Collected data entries

---

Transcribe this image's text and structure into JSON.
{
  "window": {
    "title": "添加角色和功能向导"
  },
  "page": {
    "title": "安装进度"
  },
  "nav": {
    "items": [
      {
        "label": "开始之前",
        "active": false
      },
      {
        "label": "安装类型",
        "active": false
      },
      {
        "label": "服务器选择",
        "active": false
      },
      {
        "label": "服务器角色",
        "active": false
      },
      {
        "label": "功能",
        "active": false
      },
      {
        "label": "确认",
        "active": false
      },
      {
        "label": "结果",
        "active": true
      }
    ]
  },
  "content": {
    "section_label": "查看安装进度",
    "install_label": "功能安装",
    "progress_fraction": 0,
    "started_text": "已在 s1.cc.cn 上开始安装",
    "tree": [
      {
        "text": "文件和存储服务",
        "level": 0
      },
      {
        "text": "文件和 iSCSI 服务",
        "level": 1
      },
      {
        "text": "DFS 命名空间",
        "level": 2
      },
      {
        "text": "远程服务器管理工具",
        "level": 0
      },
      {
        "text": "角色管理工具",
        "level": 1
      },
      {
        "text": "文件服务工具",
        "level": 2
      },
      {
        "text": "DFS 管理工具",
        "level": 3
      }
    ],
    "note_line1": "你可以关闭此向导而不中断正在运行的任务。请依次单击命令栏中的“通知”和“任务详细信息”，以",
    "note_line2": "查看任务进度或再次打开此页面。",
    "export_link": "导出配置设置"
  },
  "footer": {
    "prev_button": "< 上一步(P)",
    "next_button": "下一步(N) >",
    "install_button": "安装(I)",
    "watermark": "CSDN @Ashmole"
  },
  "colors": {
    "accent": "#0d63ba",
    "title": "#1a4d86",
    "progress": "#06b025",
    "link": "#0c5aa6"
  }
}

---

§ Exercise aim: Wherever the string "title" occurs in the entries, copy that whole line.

§ Solved exercise:
    "title": "添加角色和功能向导"
    "title": "安装进度"
    "title": "#1a4d86",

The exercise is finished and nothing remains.